App and web page records
+ + + + +

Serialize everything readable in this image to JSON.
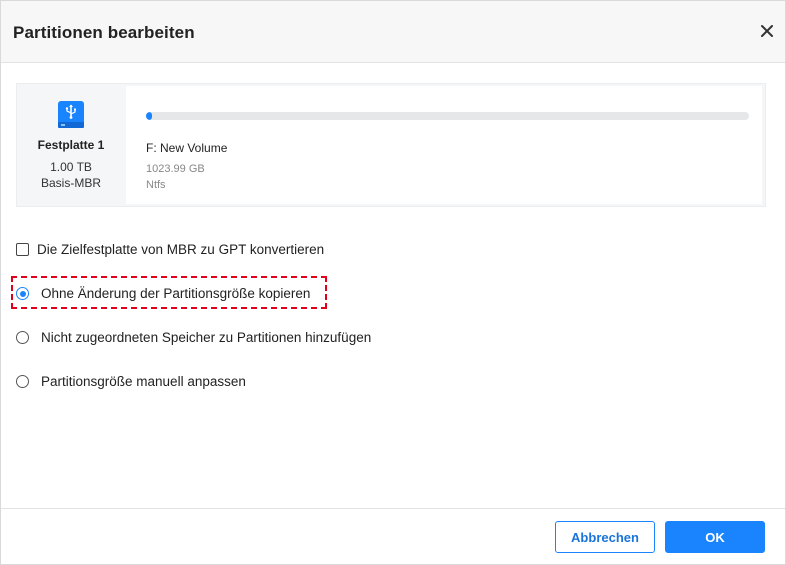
{
  "dialog": {
    "title": "Partitionen bearbeiten",
    "close_icon": "close-icon"
  },
  "disk": {
    "icon": "usb-drive-icon",
    "name": "Festplatte 1",
    "size": "1.00 TB",
    "style": "Basis-MBR"
  },
  "partition": {
    "label": "F: New Volume",
    "size": "1023.99 GB",
    "filesystem": "Ntfs",
    "used_fraction": 0.01
  },
  "options": {
    "convert_checkbox": {
      "label": "Die Zielfestplatte von MBR zu GPT konvertieren",
      "checked": false
    },
    "radios": [
      {
        "label": "Ohne Änderung der Partitionsgröße kopieren",
        "checked": true
      },
      {
        "label": "Nicht zugeordneten Speicher zu Partitionen hinzufügen",
        "checked": false
      },
      {
        "label": "Partitionsgröße manuell anpassen",
        "checked": false
      }
    ]
  },
  "footer": {
    "cancel_label": "Abbrechen",
    "ok_label": "OK"
  },
  "colors": {
    "accent": "#1a84ff",
    "highlight": "#e0001b"
  }
}
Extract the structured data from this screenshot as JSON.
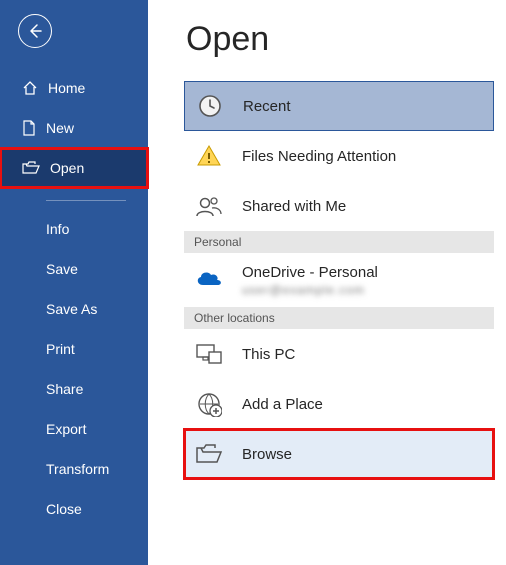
{
  "colors": {
    "brand": "#2b579a",
    "highlight": "#e71010"
  },
  "sidebar": {
    "primary": [
      {
        "id": "home",
        "label": "Home",
        "icon": "home-icon"
      },
      {
        "id": "new",
        "label": "New",
        "icon": "document-icon"
      },
      {
        "id": "open",
        "label": "Open",
        "icon": "folder-open-icon",
        "selected": true,
        "highlight": true
      }
    ],
    "secondary": [
      {
        "id": "info",
        "label": "Info"
      },
      {
        "id": "save",
        "label": "Save"
      },
      {
        "id": "saveas",
        "label": "Save As"
      },
      {
        "id": "print",
        "label": "Print"
      },
      {
        "id": "share",
        "label": "Share"
      },
      {
        "id": "export",
        "label": "Export"
      },
      {
        "id": "transform",
        "label": "Transform"
      },
      {
        "id": "close",
        "label": "Close"
      }
    ]
  },
  "main": {
    "title": "Open",
    "locations_top": [
      {
        "id": "recent",
        "label": "Recent",
        "icon": "clock-icon",
        "selected": true
      },
      {
        "id": "attention",
        "label": "Files Needing Attention",
        "icon": "warning-icon"
      },
      {
        "id": "shared",
        "label": "Shared with Me",
        "icon": "people-icon"
      }
    ],
    "section_personal": "Personal",
    "onedrive": {
      "label": "OneDrive - Personal",
      "sub_redacted": "user@example.com"
    },
    "section_other": "Other locations",
    "locations_other": [
      {
        "id": "thispc",
        "label": "This PC",
        "icon": "this-pc-icon"
      },
      {
        "id": "addplace",
        "label": "Add a Place",
        "icon": "add-place-icon"
      },
      {
        "id": "browse",
        "label": "Browse",
        "icon": "folder-open-icon",
        "highlight": true,
        "hover": true
      }
    ]
  }
}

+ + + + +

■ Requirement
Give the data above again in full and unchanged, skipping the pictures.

■ Exercise answer
Serialize everything readable in this image to JSON.
{
  "dialog": {
    "title": "Partitionen bearbeiten",
    "close_icon": "close-icon"
  },
  "disk": {
    "icon": "usb-drive-icon",
    "name": "Festplatte 1",
    "size": "1.00 TB",
    "style": "Basis-MBR"
  },
  "partition": {
    "label": "F: New Volume",
    "size": "1023.99 GB",
    "filesystem": "Ntfs",
    "used_fraction": 0.01
  },
  "options": {
    "convert_checkbox": {
      "label": "Die Zielfestplatte von MBR zu GPT konvertieren",
      "checked": false
    },
    "radios": [
      {
        "label": "Ohne Änderung der Partitionsgröße kopieren",
        "checked": true
      },
      {
        "label": "Nicht zugeordneten Speicher zu Partitionen hinzufügen",
        "checked": false
      },
      {
        "label": "Partitionsgröße manuell anpassen",
        "checked": false
      }
    ]
  },
  "footer": {
    "cancel_label": "Abbrechen",
    "ok_label": "OK"
  },
  "colors": {
    "accent": "#1a84ff",
    "highlight": "#e0001b"
  }
}
Extract the structured data from this screenshot as JSON.
{
  "colors": {
    "brand": "#2b579a",
    "highlight": "#e71010"
  },
  "sidebar": {
    "primary": [
      {
        "id": "home",
        "label": "Home",
        "icon": "home-icon"
      },
      {
        "id": "new",
        "label": "New",
        "icon": "document-icon"
      },
      {
        "id": "open",
        "label": "Open",
        "icon": "folder-open-icon",
        "selected": true,
        "highlight": true
      }
    ],
    "secondary": [
      {
        "id": "info",
        "label": "Info"
      },
      {
        "id": "save",
        "label": "Save"
      },
      {
        "id": "saveas",
        "label": "Save As"
      },
      {
        "id": "print",
        "label": "Print"
      },
      {
        "id": "share",
        "label": "Share"
      },
      {
        "id": "export",
        "label": "Export"
      },
      {
        "id": "transform",
        "label": "Transform"
      },
      {
        "id": "close",
        "label": "Close"
      }
    ]
  },
  "main": {
    "title": "Open",
    "locations_top": [
      {
        "id": "recent",
        "label": "Recent",
        "icon": "clock-icon",
        "selected": true
      },
      {
        "id": "attention",
        "label": "Files Needing Attention",
        "icon": "warning-icon"
      },
      {
        "id": "shared",
        "label": "Shared with Me",
        "icon": "people-icon"
      }
    ],
    "section_personal": "Personal",
    "onedrive": {
      "label": "OneDrive - Personal",
      "sub_redacted": "user@example.com"
    },
    "section_other": "Other locations",
    "locations_other": [
      {
        "id": "thispc",
        "label": "This PC",
        "icon": "this-pc-icon"
      },
      {
        "id": "addplace",
        "label": "Add a Place",
        "icon": "add-place-icon"
      },
      {
        "id": "browse",
        "label": "Browse",
        "icon": "folder-open-icon",
        "highlight": true,
        "hover": true
      }
    ]
  }
}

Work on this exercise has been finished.